Any national or international graduate students pursuing a degree in food science was eligible to participate in the IFT contests. The scientific program subpanel, alone, received more than 1,800 technical research paper abstracts. Each was reviewed by an average of four IFT members and the "best of the best" were selected to present oral presentations.
"My paper was selected as a top 5 finalist," Kushwaha said. "I was able to present in Anaheim, and it was a great experience to learn that my work was recognized."
Kushwaha is not a stranger to prestigious awards. Her recent awards include first place poster at the 2007 IFT Food Microbiology Graduate Paper Competition, best poster at the 2008 FAPC/IFT-OK Research Symposium, best oral presentation at the 2009 FAPC/IFT-OK Research Symposium and second place in the poster competition for the Biochemistry & Molecular Biology Graduate Student Association's Fifth Annual Graduate Research in Biological Sciences Symposium.
"It's nice to see students get rewarded for the effort they've put into their research," said Peter Muriana, FAPC food microbiologist. "Kalpana's research may provide some new information regarding the importance, or rather, the potential seriousness of strong adherence among select strains of the foodborne pathogen, Listeria monocytogenes.
"Her research indicates that the strongly adherent strains were more invasive in tissue culture assays and more virulent in live mouse assays, giving greater significance to strongly adherent strains of L. monocytogenes that may be found as contaminants in meat processing plants," he said.

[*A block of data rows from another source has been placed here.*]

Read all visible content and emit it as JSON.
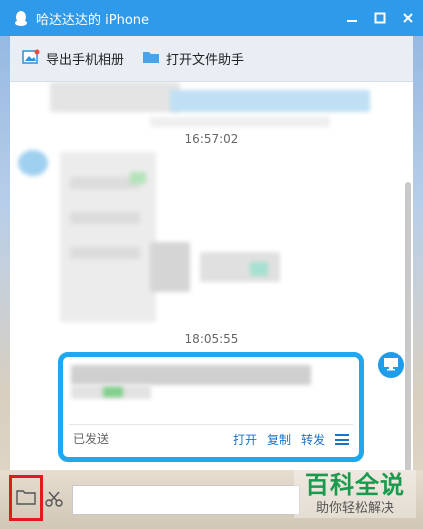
{
  "window": {
    "title": "哈达达达的 iPhone",
    "controls": [
      "minimize-icon",
      "maximize-icon",
      "close-icon"
    ]
  },
  "toolbar": {
    "items": [
      {
        "label": "导出手机相册",
        "icon": "photo-export-icon"
      },
      {
        "label": "打开文件助手",
        "icon": "folder-icon"
      }
    ]
  },
  "chat": {
    "timestamps": [
      "16:57:02",
      "18:05:55"
    ],
    "sent_card": {
      "status": "已发送",
      "actions": [
        "打开",
        "复制",
        "转发"
      ],
      "menu_icon": "menu-icon"
    }
  },
  "inputbar": {
    "folder_icon": "folder-icon",
    "scissors_icon": "scissors-icon",
    "input_value": ""
  },
  "watermark": {
    "main": "百科全说",
    "sub": "助你轻松解决"
  },
  "colors": {
    "titlebar": "#2f9ae9",
    "card_border": "#1fa8f0",
    "action_link": "#1a73c7",
    "highlight_box": "#e3191a",
    "watermark_green": "#1a9a4e"
  }
}
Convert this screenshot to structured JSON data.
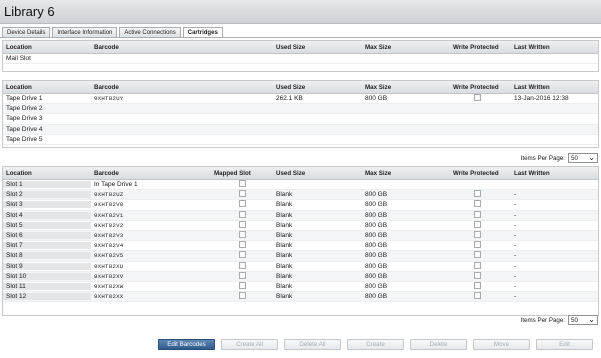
{
  "window": {
    "title": "Library 6"
  },
  "tabs": [
    {
      "label": "Device Details",
      "active": false
    },
    {
      "label": "Interface Information",
      "active": false
    },
    {
      "label": "Active Connections",
      "active": false
    },
    {
      "label": "Cartridges",
      "active": true
    }
  ],
  "mailslot_table": {
    "headers": {
      "location": "Location",
      "barcode": "Barcode",
      "used_size": "Used Size",
      "max_size": "Max Size",
      "write_protected": "Write Protected",
      "last_written": "Last Written"
    },
    "rows": [
      {
        "location": "Mail Slot",
        "barcode": "",
        "used_size": "",
        "max_size": "",
        "last_written": ""
      }
    ]
  },
  "drive_table": {
    "headers": {
      "location": "Location",
      "barcode": "Barcode",
      "used_size": "Used Size",
      "max_size": "Max Size",
      "write_protected": "Write Protected",
      "last_written": "Last Written"
    },
    "rows": [
      {
        "location": "Tape Drive 1",
        "barcode": "9XHT82UY",
        "used_size": "262.1 KB",
        "max_size": "800 GB",
        "last_written": "13-Jan-2016 12:38",
        "has_checkbox": true
      },
      {
        "location": "Tape Drive 2",
        "barcode": "",
        "used_size": "",
        "max_size": "",
        "last_written": "",
        "has_checkbox": false
      },
      {
        "location": "Tape Drive 3",
        "barcode": "",
        "used_size": "",
        "max_size": "",
        "last_written": "",
        "has_checkbox": false
      },
      {
        "location": "Tape Drive 4",
        "barcode": "",
        "used_size": "",
        "max_size": "",
        "last_written": "",
        "has_checkbox": false
      },
      {
        "location": "Tape Drive 5",
        "barcode": "",
        "used_size": "",
        "max_size": "",
        "last_written": "",
        "has_checkbox": false
      }
    ]
  },
  "pager_top": {
    "label": "Items Per Page:",
    "value": "50"
  },
  "slot_table": {
    "headers": {
      "location": "Location",
      "barcode": "Barcode",
      "mapped_slot": "Mapped Slot",
      "used_size": "Used Size",
      "max_size": "Max Size",
      "write_protected": "Write Protected",
      "last_written": "Last Written"
    },
    "rows": [
      {
        "location": "Slot 1",
        "barcode": "In Tape Drive 1",
        "used_size": "",
        "max_size": "",
        "last_written": "",
        "wp": false
      },
      {
        "location": "Slot 2",
        "barcode": "9XHT82UZ",
        "used_size": "Blank",
        "max_size": "800 GB",
        "last_written": "-",
        "wp": true
      },
      {
        "location": "Slot 3",
        "barcode": "9XHT82V0",
        "used_size": "Blank",
        "max_size": "800 GB",
        "last_written": "-",
        "wp": true
      },
      {
        "location": "Slot 4",
        "barcode": "9XHT82V1",
        "used_size": "Blank",
        "max_size": "800 GB",
        "last_written": "-",
        "wp": true
      },
      {
        "location": "Slot 5",
        "barcode": "9XHT82V2",
        "used_size": "Blank",
        "max_size": "800 GB",
        "last_written": "-",
        "wp": true
      },
      {
        "location": "Slot 6",
        "barcode": "9XHT82V3",
        "used_size": "Blank",
        "max_size": "800 GB",
        "last_written": "-",
        "wp": true
      },
      {
        "location": "Slot 7",
        "barcode": "9XHT82V4",
        "used_size": "Blank",
        "max_size": "800 GB",
        "last_written": "-",
        "wp": true
      },
      {
        "location": "Slot 8",
        "barcode": "9XHT82V5",
        "used_size": "Blank",
        "max_size": "800 GB",
        "last_written": "-",
        "wp": true
      },
      {
        "location": "Slot 9",
        "barcode": "9XHT82XU",
        "used_size": "Blank",
        "max_size": "800 GB",
        "last_written": "-",
        "wp": true
      },
      {
        "location": "Slot 10",
        "barcode": "9XHT82XV",
        "used_size": "Blank",
        "max_size": "800 GB",
        "last_written": "-",
        "wp": true
      },
      {
        "location": "Slot 11",
        "barcode": "9XHT82XW",
        "used_size": "Blank",
        "max_size": "800 GB",
        "last_written": "-",
        "wp": true
      },
      {
        "location": "Slot 12",
        "barcode": "9XHT82XX",
        "used_size": "Blank",
        "max_size": "800 GB",
        "last_written": "-",
        "wp": true
      }
    ]
  },
  "pager_bottom": {
    "label": "Items Per Page:",
    "value": "50"
  },
  "buttons": {
    "edit_barcodes": "Edit Barcodes",
    "create_all": "Create All",
    "delete_all": "Delete All",
    "create": "Create",
    "delete": "Delete",
    "move": "Move",
    "edit": "Edit"
  },
  "colors": {
    "primary_button": "#2f5b8f",
    "header_gradient": "#d9dde1"
  }
}
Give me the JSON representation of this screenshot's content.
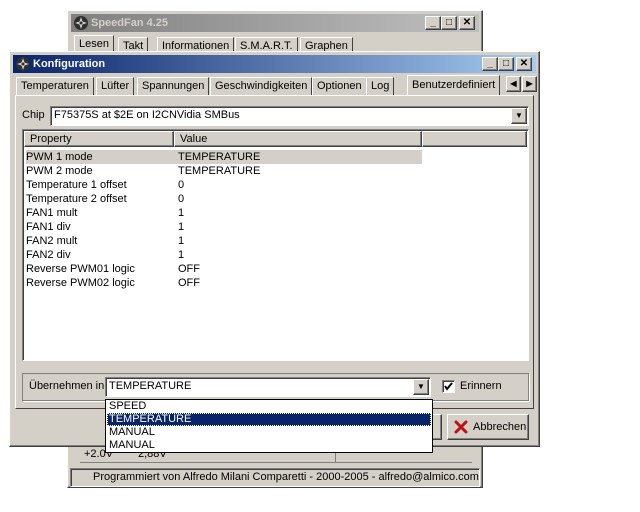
{
  "back_window": {
    "title": "SpeedFan 4.25",
    "tabs": [
      "Lesen",
      "Takt",
      "Informationen",
      "S.M.A.R.T.",
      "Graphen"
    ],
    "bottom_values": [
      "+2.0V",
      "2,88V"
    ],
    "status": "Programmiert von Alfredo Milani Comparetti - 2000-2005 - alfredo@almico.com"
  },
  "dialog": {
    "title": "Konfiguration",
    "tabs": [
      "Temperaturen",
      "Lüfter",
      "Spannungen",
      "Geschwindigkeiten",
      "Optionen",
      "Log",
      "Benutzerdefiniert"
    ],
    "chip_label": "Chip",
    "chip_value": "F75375S at $2E on I2CNVidia SMBus",
    "columns": [
      "Property",
      "Value"
    ],
    "rows": [
      {
        "property": "PWM 1 mode",
        "value": "TEMPERATURE"
      },
      {
        "property": "PWM 2 mode",
        "value": "TEMPERATURE"
      },
      {
        "property": "Temperature 1 offset",
        "value": "0"
      },
      {
        "property": "Temperature 2 offset",
        "value": "0"
      },
      {
        "property": "FAN1 mult",
        "value": "1"
      },
      {
        "property": "FAN1 div",
        "value": "1"
      },
      {
        "property": "FAN2 mult",
        "value": "1"
      },
      {
        "property": "FAN2 div",
        "value": "1"
      },
      {
        "property": "Reverse PWM01 logic",
        "value": "OFF"
      },
      {
        "property": "Reverse PWM02 logic",
        "value": "OFF"
      }
    ],
    "apply_label": "Übernehmen in",
    "apply_value": "TEMPERATURE",
    "remember_label": "Erinnern",
    "remember_checked": true,
    "dropdown_options": [
      "SPEED",
      "TEMPERATURE",
      "MANUAL",
      "MANUAL"
    ],
    "dropdown_selected": "TEMPERATURE",
    "cancel_label": "Abbrechen"
  },
  "colors": {
    "title_active": "#0a246a",
    "title_inactive": "#808080",
    "selection": "#0a246a",
    "row_highlight": "#d4d0c8"
  }
}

Kushwaha was awarded a certificate and a $300 check during the Phi Tau Sigma awards breakfast during the IFT annual meeting.